I recently started a business selling pretty much exactly what you are looking for. Quality hand tools, built thoughtfully and to last. If you are still in the market, I'd be glad to offer what I can. Check out my website at http://thetoolmerchants.com/. I haven't added everything to the site yet, so if there is something you want but don't see, just ask
I have a grid tied rooftop solar system. It works great, the thing is, if the grid goes down for any reason, my system shuts down automatically. The said reason being to protect any utility workers from getting zapped by my electricity traveling back through the power grid. Makes sense to me, but is there any way to safely bypass this "feature?" IE the grid goes down but we can still use the watts we generate. I'm open to solutions that include batteries, but curious if there is a way to do it without them.
I have a smallish plot about 150' by 40' that I would like to coax into a food forest. I've been considering building hugel beds and am wondering if anyone has had experience putting these two (hugel and FF) together. If i make the hugels I'm thinking I will make them on contour, essentially creating raised beds with pathways between. This linear planting seems a lot less like a forest, but perhaps it is still the best option given all the benefits of hugelkultur.
ps. when you build your hugels, do you only add dirt on the top layer, or do you add some dirt to each level as you build up?
I've been using this manual sharpener from timberline http://www.timberlinesharpener.com/, and have been pleased so far. It may be a bit pricey, but I did some math, and if I get 40 sharpenings out of the carbide file, and pay 120 bones for it, each sharpening costs me about 3 bucks. That's less than half what it costs to have a shop in town sharpen it, and I don't have to drive into town! It takes me about 10-15 minutes to sharpen a chain, and it packs away into a nifty little case travels well in the field.
The short version of my question is: do you think it is ethical to heavily use a domestic well (around 9 gpm) to keep pasture green for sheep and poultry for home scale meat/egg production?? I'd be watering 1-2 acres of grass.
I can hear the "it depends" echoing in the permie universe (permiverse?) so here are a few more details:
I live in Southern Oregon, zone 7. We receive somewhere around 40 inches of rain per year (though less this year), mostly in the winter. Summers are typically without rain, like the Mediterranean. Our water table fluctuates quite a bit over the year.

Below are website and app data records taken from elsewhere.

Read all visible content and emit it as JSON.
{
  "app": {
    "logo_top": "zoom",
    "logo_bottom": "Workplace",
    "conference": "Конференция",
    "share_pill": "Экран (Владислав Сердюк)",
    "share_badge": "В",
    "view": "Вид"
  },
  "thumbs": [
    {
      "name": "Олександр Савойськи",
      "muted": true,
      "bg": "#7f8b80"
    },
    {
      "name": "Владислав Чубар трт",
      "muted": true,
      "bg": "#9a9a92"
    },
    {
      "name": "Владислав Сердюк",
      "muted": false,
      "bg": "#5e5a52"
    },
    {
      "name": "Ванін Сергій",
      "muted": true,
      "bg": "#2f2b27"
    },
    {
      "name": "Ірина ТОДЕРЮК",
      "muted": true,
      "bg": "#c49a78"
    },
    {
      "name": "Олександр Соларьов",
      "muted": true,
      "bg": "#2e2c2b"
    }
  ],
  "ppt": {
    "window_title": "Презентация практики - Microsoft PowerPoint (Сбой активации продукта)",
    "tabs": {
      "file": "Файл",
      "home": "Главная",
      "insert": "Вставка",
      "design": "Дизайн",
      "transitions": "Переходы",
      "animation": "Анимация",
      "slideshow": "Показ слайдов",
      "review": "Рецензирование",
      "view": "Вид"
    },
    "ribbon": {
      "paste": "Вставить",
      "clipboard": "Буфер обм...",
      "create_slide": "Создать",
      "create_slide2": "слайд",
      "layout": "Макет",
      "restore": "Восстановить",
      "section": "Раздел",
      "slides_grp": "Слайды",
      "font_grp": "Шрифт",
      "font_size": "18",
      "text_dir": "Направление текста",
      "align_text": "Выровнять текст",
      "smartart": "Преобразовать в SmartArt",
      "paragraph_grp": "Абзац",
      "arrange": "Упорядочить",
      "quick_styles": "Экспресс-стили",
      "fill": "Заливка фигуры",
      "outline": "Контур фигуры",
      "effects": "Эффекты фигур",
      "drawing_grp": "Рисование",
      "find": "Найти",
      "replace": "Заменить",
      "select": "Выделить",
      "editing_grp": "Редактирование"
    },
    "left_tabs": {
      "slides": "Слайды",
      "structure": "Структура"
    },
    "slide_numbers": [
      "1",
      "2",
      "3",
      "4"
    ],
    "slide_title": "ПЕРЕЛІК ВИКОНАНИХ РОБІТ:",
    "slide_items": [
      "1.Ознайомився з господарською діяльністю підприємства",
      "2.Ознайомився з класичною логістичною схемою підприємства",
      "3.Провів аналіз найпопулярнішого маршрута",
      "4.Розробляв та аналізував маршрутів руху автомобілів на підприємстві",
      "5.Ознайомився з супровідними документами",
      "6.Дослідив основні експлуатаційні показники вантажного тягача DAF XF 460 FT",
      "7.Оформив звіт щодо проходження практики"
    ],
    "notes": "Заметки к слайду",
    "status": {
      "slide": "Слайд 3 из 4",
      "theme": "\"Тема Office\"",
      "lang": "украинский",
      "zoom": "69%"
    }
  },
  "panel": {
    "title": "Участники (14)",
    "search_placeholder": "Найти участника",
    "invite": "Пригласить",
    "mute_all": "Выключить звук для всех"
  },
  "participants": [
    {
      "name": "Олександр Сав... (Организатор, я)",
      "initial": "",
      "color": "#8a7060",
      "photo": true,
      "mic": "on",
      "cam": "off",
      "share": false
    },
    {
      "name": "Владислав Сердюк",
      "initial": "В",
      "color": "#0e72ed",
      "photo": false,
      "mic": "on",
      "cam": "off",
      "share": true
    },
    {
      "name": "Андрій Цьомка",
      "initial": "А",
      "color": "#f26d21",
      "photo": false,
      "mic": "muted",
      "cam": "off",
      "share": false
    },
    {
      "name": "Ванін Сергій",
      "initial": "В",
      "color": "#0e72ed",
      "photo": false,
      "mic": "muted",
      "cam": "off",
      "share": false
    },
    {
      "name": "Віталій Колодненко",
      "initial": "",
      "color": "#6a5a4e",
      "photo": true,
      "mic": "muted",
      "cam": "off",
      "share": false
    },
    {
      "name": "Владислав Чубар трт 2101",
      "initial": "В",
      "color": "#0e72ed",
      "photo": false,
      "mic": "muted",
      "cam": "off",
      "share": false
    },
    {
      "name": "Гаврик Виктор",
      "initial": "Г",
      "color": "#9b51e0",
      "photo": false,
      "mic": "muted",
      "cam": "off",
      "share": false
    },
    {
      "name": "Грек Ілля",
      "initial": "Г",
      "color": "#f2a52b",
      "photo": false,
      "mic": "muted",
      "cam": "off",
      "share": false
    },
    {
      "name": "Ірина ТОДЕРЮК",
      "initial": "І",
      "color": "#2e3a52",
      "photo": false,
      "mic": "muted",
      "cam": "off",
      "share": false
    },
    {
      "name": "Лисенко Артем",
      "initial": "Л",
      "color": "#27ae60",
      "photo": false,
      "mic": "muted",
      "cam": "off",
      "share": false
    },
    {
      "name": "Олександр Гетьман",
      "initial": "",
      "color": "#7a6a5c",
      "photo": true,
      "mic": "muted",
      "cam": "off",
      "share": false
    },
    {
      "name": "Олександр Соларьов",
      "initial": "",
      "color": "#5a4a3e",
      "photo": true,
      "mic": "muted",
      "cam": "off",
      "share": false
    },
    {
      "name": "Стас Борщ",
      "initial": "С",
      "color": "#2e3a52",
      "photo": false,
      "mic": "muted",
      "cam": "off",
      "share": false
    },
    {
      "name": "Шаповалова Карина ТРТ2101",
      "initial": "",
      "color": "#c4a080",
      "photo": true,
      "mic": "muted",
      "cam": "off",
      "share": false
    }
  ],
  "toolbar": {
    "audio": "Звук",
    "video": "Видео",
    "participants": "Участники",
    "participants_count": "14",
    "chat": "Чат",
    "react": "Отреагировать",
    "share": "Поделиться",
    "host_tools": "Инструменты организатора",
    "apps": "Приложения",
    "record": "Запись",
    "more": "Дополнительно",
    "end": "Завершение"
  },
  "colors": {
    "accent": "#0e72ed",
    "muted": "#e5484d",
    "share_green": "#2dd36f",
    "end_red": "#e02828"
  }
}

It is probably not resilient to rely so heavily on a well, but is it ethical? Is it earth care? Is it possible to determine if I am depleting the aquifer more than I am charging it? Would the build up of topsoil and carbon in the soil from cycles of irrigation and grazing offset in some way the heavier water use?